*** Data extract ***
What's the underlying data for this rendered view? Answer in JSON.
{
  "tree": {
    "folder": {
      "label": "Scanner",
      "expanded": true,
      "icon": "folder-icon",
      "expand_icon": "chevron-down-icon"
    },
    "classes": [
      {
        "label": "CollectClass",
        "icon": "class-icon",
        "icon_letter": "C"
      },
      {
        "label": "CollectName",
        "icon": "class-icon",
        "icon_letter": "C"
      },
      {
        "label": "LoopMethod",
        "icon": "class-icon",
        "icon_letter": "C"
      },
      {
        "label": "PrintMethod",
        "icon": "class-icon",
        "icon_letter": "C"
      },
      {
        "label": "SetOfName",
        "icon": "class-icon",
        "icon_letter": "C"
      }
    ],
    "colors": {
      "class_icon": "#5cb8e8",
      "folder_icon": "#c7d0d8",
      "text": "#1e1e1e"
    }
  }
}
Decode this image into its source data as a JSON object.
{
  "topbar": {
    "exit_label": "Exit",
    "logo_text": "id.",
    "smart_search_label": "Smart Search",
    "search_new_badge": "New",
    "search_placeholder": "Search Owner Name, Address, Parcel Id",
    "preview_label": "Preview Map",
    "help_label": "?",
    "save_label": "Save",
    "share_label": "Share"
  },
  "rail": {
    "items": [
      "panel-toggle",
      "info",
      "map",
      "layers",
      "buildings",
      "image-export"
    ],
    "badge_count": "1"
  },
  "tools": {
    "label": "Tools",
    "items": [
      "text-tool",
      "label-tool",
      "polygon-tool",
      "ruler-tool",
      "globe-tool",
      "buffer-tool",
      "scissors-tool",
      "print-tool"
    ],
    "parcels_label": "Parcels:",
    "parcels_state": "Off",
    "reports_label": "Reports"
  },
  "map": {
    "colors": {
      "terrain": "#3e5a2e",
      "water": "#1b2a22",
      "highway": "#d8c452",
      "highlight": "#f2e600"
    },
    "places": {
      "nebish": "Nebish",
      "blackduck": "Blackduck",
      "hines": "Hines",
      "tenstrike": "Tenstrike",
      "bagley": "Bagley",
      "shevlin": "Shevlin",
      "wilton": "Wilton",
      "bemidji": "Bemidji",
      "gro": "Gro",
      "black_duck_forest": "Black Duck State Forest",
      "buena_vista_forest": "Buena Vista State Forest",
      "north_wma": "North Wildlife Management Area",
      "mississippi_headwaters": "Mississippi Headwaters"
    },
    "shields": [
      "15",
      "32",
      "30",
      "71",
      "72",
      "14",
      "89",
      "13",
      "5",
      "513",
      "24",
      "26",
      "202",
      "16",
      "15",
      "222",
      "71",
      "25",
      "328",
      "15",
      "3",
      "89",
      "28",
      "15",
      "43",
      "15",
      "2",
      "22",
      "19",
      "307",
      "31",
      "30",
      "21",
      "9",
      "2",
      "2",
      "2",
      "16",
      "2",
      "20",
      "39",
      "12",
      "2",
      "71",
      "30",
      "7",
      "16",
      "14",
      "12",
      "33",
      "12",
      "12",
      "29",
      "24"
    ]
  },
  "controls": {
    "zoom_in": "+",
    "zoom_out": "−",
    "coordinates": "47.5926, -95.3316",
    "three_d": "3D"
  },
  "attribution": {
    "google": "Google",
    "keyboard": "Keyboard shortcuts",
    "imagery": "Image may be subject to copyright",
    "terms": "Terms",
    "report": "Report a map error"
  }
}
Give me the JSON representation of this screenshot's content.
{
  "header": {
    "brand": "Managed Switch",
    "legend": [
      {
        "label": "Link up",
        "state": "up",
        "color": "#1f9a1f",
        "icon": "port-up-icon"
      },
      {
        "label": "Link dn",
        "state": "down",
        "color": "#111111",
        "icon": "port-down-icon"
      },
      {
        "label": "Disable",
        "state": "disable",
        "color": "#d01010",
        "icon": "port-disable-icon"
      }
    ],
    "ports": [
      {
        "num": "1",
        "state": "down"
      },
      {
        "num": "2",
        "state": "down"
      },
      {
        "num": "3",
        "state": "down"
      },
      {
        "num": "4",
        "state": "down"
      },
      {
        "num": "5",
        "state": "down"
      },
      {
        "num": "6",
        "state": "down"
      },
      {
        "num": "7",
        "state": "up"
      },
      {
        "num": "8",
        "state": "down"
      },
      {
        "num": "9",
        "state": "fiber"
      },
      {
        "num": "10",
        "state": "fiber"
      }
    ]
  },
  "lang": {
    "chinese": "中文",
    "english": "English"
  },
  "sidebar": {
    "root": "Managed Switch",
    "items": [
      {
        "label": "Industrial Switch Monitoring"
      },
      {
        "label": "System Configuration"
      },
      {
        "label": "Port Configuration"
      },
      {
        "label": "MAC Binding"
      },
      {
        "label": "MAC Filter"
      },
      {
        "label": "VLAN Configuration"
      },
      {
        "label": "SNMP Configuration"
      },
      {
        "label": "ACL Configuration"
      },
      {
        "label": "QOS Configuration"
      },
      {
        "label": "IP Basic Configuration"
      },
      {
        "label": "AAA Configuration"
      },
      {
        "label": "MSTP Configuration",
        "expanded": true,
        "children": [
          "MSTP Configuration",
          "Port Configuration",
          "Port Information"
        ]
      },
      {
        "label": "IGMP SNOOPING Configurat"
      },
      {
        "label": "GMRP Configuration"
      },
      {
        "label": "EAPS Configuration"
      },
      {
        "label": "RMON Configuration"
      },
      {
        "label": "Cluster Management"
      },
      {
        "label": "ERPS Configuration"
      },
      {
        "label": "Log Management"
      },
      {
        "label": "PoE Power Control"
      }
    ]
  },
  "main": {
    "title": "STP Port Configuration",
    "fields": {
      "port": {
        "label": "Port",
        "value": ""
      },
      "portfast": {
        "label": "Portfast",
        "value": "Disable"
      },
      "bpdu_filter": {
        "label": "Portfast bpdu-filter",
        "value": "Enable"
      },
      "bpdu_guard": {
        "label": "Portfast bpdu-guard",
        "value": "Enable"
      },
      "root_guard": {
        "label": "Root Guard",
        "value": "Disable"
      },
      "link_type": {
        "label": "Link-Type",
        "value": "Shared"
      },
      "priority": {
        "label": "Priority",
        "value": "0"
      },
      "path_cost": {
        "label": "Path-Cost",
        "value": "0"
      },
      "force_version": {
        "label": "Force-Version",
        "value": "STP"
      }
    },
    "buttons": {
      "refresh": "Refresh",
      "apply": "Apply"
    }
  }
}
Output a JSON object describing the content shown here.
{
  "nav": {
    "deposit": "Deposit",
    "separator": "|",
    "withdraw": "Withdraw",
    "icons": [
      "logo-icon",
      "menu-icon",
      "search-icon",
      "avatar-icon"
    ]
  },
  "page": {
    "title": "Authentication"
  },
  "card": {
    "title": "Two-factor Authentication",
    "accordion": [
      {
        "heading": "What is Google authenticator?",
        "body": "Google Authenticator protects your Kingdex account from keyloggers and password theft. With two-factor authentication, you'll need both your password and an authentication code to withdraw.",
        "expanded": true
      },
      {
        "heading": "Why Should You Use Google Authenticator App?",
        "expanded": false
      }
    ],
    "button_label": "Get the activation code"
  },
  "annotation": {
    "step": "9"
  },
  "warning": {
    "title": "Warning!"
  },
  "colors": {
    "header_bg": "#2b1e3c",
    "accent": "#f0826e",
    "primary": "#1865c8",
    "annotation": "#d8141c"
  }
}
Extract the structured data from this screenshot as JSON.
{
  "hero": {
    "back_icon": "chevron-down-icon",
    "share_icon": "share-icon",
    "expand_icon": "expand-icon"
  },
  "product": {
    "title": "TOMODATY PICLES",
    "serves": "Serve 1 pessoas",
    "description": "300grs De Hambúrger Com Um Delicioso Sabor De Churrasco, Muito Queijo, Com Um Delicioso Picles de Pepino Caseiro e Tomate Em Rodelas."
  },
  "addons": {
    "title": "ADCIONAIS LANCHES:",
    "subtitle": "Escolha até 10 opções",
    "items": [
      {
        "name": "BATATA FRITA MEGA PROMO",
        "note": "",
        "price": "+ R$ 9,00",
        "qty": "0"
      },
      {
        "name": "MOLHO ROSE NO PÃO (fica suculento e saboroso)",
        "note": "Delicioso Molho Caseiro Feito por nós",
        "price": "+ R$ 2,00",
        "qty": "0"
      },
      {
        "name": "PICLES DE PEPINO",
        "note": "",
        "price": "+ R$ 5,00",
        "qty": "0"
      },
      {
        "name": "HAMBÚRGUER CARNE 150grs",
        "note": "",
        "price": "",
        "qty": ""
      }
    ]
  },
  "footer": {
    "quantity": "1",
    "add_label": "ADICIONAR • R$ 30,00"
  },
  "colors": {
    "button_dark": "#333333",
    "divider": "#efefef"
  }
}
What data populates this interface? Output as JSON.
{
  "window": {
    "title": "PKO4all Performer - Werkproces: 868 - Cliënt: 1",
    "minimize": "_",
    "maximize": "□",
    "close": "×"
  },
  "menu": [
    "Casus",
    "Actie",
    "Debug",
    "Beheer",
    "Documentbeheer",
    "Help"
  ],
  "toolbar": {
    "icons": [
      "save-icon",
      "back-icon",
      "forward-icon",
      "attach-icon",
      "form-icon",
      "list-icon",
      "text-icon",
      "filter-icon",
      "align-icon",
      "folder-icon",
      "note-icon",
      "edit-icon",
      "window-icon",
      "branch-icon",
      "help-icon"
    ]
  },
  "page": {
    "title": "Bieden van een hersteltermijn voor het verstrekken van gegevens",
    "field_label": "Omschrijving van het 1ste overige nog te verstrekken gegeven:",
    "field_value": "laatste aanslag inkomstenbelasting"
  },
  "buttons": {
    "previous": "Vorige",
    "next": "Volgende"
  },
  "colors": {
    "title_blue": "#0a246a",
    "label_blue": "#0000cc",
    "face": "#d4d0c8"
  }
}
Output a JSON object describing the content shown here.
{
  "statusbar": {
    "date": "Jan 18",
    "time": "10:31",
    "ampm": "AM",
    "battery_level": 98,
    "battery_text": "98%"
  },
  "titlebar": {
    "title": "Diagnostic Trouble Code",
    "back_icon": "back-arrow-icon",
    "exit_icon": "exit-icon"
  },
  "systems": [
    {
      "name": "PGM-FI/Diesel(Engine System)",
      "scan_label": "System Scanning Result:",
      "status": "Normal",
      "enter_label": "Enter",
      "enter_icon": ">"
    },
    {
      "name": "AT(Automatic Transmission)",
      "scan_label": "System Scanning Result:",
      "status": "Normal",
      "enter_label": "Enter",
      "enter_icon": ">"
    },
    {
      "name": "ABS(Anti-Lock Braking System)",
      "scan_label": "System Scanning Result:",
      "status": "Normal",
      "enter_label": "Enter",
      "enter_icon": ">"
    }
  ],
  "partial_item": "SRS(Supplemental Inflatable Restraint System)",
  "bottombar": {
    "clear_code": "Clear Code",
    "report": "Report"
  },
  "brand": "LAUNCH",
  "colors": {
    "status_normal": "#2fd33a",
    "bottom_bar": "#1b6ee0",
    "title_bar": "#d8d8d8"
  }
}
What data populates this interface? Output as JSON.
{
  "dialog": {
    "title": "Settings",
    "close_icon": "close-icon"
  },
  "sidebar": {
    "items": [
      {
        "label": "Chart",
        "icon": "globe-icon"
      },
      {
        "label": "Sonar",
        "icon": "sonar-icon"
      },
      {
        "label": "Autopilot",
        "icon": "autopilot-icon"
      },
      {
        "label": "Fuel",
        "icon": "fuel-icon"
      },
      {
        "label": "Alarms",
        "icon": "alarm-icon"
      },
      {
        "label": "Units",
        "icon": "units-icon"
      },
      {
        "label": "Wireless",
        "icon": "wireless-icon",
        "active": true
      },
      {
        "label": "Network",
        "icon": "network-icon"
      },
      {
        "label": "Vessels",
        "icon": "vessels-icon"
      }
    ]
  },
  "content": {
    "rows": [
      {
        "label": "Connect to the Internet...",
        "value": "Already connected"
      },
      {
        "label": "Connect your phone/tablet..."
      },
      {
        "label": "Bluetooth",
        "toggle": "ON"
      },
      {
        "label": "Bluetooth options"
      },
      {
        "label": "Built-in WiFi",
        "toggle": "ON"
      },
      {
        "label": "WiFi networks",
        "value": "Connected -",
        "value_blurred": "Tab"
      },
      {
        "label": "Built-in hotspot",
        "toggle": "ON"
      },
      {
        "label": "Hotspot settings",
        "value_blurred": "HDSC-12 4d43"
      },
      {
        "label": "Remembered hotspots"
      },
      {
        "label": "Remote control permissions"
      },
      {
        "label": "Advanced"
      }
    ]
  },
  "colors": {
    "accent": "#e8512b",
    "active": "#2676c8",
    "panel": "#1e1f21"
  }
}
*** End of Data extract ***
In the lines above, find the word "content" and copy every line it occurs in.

» **Task answer**
Give me the JSON representation of this screenshot's content.
Output a JSON object describing the content shown here.
Output a JSON object describing the content shown here.
  "content": {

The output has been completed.